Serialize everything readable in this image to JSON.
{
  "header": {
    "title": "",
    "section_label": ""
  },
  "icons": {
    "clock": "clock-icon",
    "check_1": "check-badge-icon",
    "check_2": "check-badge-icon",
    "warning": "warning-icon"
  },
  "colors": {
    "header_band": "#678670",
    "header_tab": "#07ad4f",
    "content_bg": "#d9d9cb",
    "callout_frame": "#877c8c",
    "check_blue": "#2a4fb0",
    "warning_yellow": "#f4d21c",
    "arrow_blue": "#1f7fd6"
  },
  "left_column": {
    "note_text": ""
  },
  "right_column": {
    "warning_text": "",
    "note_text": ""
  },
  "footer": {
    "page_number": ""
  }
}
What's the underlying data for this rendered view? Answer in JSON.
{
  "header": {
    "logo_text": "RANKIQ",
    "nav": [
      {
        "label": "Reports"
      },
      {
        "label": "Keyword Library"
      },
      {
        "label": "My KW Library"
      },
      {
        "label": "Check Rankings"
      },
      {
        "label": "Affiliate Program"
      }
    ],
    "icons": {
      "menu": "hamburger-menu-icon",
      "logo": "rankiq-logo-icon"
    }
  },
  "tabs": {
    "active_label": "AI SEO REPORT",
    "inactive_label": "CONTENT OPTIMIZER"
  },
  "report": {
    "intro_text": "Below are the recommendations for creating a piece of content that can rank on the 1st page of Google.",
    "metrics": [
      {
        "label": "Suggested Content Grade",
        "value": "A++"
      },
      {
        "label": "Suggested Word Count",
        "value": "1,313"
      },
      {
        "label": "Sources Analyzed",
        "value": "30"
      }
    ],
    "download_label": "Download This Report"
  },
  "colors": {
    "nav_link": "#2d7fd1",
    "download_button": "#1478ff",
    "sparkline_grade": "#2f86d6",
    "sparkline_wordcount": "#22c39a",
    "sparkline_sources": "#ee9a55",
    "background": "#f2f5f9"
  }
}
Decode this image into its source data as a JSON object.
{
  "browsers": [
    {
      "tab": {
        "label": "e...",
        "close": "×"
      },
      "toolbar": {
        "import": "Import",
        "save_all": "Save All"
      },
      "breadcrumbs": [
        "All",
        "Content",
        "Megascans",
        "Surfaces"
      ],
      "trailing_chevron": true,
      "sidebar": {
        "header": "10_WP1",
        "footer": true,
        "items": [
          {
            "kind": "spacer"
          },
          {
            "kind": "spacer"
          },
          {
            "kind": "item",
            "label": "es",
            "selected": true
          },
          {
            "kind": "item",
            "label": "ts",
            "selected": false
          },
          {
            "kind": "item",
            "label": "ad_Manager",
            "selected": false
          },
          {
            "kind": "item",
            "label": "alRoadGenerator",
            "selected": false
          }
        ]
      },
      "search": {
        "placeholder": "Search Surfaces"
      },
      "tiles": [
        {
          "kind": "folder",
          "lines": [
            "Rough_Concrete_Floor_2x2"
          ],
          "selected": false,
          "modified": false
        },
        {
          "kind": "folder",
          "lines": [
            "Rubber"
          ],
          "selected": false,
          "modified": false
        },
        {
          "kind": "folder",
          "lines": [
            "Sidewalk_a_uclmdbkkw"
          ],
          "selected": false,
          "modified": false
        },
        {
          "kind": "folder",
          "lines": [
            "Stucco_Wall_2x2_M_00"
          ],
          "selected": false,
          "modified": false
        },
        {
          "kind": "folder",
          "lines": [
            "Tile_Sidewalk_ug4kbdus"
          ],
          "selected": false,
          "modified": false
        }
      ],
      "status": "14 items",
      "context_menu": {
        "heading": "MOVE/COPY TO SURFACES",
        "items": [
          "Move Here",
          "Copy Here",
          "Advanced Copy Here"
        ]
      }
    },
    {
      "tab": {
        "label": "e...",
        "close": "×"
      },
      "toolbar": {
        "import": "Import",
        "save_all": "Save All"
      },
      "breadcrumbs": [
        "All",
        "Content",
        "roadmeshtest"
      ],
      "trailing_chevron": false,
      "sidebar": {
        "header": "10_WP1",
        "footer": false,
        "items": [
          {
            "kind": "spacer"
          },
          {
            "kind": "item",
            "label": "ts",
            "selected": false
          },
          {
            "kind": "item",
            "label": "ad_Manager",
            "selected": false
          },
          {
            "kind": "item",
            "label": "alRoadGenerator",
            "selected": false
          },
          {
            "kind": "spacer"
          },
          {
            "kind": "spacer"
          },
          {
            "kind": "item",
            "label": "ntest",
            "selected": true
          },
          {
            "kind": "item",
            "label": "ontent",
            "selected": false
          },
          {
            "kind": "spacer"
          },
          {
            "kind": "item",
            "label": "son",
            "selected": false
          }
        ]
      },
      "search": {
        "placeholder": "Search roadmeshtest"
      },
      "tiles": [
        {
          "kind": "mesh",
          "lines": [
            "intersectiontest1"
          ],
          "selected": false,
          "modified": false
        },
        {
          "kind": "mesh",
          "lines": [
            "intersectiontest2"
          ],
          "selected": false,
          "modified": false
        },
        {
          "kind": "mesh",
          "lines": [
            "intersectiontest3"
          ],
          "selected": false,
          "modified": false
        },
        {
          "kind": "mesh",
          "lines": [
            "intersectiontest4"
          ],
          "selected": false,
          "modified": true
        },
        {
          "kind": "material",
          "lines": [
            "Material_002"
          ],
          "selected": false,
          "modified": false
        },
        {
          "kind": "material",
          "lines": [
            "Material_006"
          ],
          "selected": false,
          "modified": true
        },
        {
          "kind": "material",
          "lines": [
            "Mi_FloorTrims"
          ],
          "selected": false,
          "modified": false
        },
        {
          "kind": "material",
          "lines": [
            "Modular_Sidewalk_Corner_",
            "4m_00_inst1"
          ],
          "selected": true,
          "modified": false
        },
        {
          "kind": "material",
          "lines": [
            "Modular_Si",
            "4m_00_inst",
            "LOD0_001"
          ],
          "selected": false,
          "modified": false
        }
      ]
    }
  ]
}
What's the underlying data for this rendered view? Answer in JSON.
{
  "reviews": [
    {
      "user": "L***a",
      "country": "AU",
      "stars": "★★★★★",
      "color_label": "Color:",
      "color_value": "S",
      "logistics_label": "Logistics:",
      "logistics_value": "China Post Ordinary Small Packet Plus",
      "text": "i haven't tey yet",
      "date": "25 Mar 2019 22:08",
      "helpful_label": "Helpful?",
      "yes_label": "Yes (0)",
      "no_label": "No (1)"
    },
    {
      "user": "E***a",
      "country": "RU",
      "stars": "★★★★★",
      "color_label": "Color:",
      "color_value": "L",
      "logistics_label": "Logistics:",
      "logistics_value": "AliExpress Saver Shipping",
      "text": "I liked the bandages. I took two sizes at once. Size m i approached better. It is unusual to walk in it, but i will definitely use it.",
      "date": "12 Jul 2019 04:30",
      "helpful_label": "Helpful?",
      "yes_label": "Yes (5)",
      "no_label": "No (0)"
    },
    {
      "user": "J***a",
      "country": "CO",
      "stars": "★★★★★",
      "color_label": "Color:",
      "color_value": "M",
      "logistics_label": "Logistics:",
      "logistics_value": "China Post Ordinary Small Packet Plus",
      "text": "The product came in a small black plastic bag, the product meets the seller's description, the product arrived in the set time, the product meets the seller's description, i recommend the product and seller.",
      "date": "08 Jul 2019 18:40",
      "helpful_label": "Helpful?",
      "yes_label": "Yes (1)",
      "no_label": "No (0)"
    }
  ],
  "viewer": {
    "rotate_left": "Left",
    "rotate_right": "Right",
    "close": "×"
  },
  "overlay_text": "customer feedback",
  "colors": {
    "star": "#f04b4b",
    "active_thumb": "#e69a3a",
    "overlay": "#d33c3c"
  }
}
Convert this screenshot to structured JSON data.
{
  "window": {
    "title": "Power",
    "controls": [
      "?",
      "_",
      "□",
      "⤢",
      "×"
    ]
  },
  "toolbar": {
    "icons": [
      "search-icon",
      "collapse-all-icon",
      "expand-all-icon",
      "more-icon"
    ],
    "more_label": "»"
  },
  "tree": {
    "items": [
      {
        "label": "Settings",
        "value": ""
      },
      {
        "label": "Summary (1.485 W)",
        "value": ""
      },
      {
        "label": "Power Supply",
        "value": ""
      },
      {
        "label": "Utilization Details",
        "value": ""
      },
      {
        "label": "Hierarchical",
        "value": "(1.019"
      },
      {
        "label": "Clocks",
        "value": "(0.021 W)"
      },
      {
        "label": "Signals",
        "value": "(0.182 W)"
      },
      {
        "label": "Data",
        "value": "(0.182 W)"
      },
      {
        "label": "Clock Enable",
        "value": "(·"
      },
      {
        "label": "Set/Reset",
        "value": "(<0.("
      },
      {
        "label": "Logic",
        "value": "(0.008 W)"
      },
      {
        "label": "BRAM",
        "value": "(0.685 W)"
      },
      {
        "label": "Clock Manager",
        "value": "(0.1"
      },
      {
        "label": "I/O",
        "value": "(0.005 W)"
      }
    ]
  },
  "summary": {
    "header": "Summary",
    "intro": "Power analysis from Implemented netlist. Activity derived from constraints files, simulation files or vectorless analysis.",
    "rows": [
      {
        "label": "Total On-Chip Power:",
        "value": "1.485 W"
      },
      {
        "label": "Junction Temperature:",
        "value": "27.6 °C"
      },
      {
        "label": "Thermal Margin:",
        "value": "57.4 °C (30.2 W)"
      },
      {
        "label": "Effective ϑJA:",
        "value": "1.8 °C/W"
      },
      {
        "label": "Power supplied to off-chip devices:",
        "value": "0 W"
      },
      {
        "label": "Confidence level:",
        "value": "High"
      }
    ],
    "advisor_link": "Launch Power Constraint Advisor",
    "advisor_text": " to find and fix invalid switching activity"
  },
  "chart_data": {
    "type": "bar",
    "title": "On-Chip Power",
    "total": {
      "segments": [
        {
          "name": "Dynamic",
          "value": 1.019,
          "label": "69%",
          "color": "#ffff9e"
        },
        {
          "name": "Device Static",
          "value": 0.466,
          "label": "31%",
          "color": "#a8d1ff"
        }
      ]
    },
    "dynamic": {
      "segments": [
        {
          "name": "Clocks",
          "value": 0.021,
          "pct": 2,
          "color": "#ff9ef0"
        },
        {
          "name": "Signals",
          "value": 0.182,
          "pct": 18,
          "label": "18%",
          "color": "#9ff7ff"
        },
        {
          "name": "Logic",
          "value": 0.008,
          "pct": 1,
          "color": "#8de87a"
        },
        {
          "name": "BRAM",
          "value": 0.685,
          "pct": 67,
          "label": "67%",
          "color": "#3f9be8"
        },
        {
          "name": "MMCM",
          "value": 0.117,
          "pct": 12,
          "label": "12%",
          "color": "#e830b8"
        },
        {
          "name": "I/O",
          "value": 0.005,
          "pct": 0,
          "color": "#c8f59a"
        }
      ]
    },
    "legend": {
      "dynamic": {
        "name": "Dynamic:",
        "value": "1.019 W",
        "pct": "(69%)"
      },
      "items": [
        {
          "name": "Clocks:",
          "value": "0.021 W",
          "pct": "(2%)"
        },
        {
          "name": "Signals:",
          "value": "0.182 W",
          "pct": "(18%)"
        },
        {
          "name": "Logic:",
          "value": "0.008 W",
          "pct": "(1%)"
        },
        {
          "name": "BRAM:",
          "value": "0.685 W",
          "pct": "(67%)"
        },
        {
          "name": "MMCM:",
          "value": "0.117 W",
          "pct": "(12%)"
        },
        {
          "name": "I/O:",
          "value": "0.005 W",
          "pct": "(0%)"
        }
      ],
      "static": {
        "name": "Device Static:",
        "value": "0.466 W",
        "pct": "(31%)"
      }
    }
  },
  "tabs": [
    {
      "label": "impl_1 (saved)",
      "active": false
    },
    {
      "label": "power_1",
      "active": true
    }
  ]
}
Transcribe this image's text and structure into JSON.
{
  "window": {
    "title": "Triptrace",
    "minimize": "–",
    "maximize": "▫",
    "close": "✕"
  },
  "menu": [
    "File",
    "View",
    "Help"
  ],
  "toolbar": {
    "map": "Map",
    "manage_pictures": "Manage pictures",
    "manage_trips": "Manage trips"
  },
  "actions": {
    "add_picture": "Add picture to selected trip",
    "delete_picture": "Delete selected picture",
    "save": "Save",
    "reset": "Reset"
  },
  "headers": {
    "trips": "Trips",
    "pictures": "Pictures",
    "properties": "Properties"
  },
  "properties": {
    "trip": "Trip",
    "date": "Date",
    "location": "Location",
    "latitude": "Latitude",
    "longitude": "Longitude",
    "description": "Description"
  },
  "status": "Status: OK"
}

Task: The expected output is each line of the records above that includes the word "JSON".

Task solution:
Serialize everything readable in this image to JSON.
What's the underlying data for this rendered view? Answer in JSON.
Decode this image into its source data as a JSON object.
What's the underlying data for this rendered view? Answer in JSON.
Convert this screenshot to structured JSON data.
Transcribe this image's text and structure into JSON.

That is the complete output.